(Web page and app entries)
Start of Block
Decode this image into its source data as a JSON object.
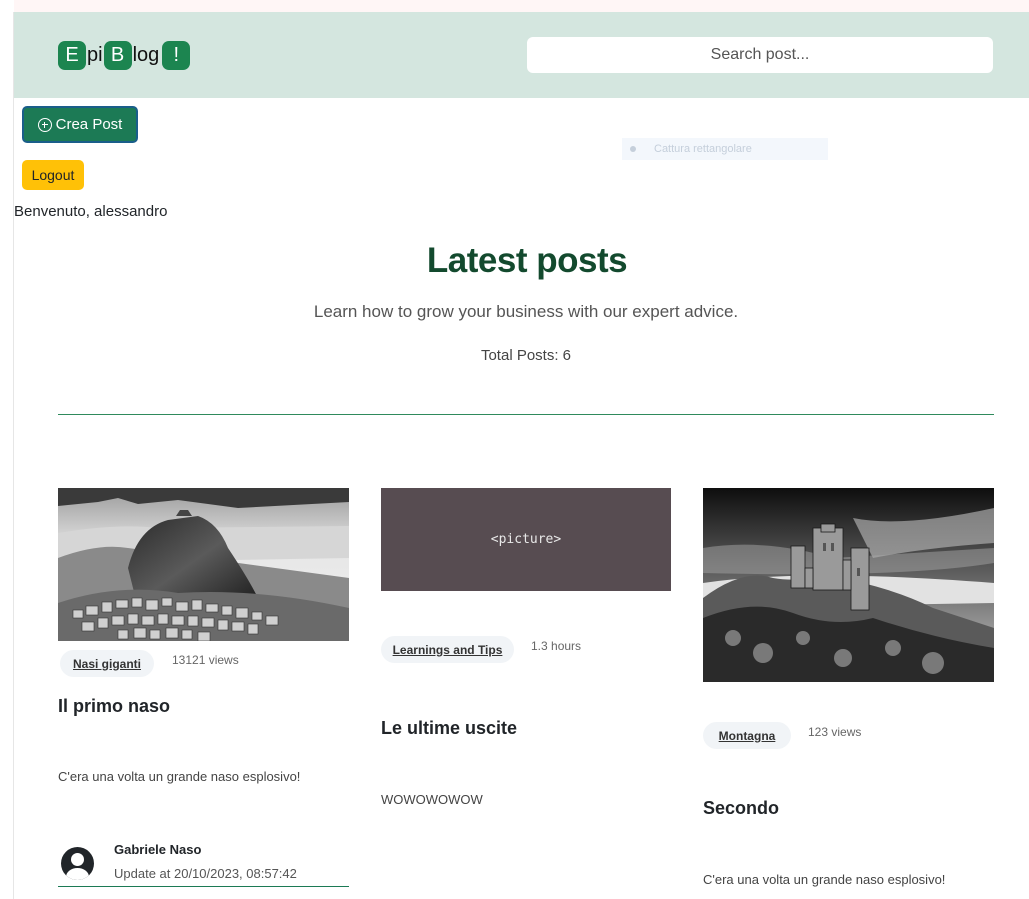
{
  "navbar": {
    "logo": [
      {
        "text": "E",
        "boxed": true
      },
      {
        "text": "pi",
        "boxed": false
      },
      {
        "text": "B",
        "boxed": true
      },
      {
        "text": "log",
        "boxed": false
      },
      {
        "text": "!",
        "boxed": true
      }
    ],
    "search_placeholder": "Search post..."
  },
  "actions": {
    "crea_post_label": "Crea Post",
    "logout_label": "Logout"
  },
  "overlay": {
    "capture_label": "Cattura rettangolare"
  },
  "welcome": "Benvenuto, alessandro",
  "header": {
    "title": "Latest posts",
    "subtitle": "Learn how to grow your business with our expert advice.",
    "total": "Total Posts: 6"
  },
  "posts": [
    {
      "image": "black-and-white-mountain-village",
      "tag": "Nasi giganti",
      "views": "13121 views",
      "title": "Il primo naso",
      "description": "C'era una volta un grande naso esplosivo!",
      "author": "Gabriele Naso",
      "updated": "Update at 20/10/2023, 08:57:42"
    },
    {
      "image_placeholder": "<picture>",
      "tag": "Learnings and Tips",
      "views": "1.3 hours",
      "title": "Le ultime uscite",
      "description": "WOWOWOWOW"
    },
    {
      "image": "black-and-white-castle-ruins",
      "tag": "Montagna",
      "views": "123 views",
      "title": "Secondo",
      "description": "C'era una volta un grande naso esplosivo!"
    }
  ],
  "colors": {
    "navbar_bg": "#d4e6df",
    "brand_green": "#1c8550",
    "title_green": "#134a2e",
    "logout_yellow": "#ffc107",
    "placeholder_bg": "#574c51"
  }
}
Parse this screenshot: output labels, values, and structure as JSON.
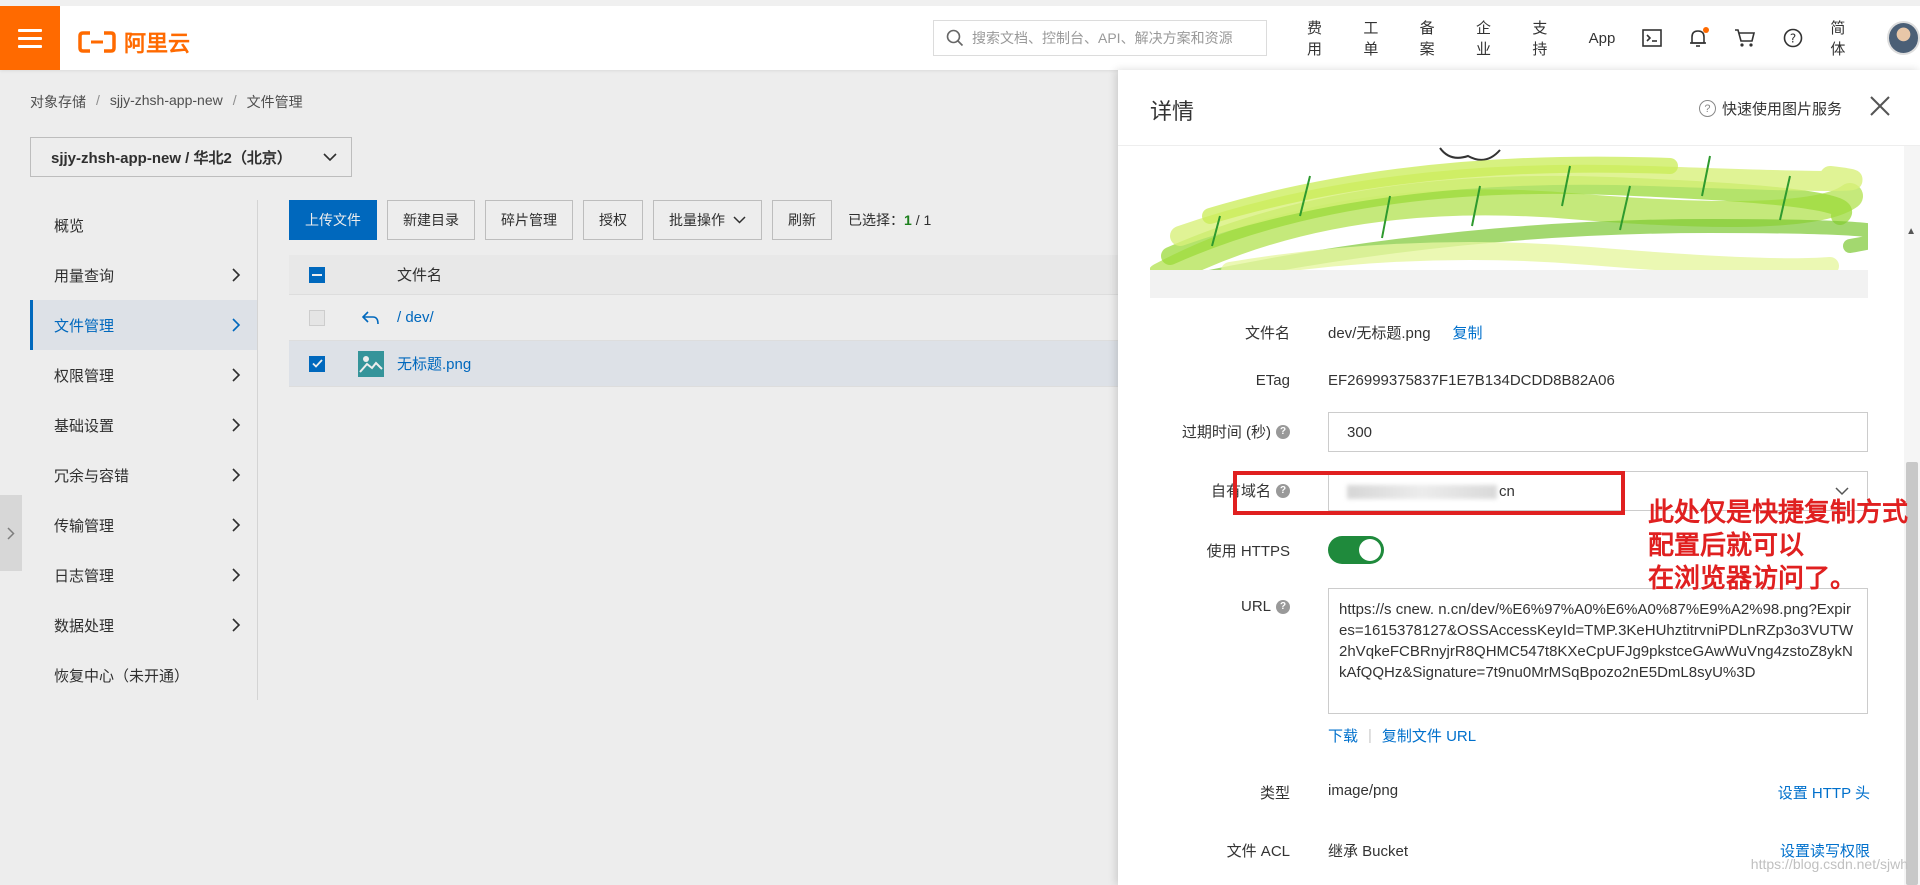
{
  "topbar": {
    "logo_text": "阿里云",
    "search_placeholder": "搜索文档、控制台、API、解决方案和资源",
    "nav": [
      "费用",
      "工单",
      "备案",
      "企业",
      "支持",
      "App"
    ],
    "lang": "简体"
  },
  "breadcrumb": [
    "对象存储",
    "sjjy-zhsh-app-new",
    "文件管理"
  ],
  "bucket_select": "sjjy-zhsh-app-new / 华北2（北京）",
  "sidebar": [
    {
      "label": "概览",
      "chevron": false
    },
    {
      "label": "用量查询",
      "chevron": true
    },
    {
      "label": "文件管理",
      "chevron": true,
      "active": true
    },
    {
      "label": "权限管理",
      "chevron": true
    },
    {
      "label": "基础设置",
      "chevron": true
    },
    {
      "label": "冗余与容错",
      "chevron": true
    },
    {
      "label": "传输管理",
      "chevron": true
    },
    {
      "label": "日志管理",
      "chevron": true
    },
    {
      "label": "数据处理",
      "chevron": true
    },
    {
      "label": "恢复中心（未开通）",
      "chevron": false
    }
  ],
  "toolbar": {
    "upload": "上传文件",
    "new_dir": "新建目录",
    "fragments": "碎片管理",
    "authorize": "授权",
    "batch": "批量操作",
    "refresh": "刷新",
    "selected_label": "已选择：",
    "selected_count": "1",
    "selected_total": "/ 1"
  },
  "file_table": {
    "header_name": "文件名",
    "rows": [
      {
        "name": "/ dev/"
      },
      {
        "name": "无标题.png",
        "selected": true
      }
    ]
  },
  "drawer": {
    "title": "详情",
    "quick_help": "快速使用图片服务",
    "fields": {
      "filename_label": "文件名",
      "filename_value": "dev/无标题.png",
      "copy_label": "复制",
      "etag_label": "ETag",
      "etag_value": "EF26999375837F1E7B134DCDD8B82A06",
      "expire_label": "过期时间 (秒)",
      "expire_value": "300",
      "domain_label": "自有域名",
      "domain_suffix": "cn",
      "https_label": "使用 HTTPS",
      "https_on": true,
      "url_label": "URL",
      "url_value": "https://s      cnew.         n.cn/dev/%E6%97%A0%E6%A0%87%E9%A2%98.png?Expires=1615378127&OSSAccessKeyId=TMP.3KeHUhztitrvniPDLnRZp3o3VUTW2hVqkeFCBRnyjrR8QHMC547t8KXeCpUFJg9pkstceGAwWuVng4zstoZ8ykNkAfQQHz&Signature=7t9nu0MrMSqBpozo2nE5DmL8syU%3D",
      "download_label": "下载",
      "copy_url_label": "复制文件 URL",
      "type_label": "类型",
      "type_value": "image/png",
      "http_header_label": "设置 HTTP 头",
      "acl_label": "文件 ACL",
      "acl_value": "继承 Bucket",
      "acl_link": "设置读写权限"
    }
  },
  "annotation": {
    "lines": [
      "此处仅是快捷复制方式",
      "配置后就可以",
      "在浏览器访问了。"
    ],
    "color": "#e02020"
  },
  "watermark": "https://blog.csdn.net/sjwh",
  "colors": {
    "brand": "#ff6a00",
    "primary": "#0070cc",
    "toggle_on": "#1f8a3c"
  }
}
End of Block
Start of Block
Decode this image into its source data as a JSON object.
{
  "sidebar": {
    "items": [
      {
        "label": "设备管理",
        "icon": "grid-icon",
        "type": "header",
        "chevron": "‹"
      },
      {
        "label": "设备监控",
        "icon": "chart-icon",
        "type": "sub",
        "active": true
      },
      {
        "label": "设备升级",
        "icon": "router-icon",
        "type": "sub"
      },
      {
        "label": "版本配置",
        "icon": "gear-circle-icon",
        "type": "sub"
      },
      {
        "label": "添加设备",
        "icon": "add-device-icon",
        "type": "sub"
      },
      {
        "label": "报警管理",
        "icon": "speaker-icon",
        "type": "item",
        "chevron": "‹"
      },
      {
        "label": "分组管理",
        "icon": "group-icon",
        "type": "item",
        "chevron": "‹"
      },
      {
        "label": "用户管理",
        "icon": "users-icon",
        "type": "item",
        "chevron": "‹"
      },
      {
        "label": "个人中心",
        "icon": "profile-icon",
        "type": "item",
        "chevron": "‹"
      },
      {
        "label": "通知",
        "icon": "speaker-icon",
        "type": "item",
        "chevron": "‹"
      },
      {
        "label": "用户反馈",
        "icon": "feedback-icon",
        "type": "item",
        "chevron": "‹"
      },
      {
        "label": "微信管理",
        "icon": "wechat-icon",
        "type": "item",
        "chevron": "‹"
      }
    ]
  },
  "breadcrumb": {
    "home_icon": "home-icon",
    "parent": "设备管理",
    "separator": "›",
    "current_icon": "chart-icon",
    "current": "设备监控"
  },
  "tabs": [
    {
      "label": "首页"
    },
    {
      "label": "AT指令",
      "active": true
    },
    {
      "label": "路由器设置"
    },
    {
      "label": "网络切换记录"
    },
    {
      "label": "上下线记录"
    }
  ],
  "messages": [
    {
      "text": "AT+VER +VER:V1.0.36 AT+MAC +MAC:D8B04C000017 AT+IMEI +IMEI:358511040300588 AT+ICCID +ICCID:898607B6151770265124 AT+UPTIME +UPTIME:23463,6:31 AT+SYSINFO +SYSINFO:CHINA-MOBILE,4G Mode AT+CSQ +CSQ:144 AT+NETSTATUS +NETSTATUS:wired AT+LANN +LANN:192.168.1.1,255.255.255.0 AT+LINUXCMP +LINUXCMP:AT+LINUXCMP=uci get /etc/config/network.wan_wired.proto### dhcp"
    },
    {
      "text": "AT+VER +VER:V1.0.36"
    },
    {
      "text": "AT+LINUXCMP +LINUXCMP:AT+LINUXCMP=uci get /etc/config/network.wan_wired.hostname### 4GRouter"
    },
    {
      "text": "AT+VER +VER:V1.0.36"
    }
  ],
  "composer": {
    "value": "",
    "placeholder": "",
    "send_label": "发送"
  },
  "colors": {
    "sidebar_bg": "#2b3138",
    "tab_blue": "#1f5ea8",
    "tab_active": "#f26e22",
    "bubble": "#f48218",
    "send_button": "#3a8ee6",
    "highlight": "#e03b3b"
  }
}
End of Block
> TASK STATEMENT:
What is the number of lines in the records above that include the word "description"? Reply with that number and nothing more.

> EXERCISE OUTPUT:
3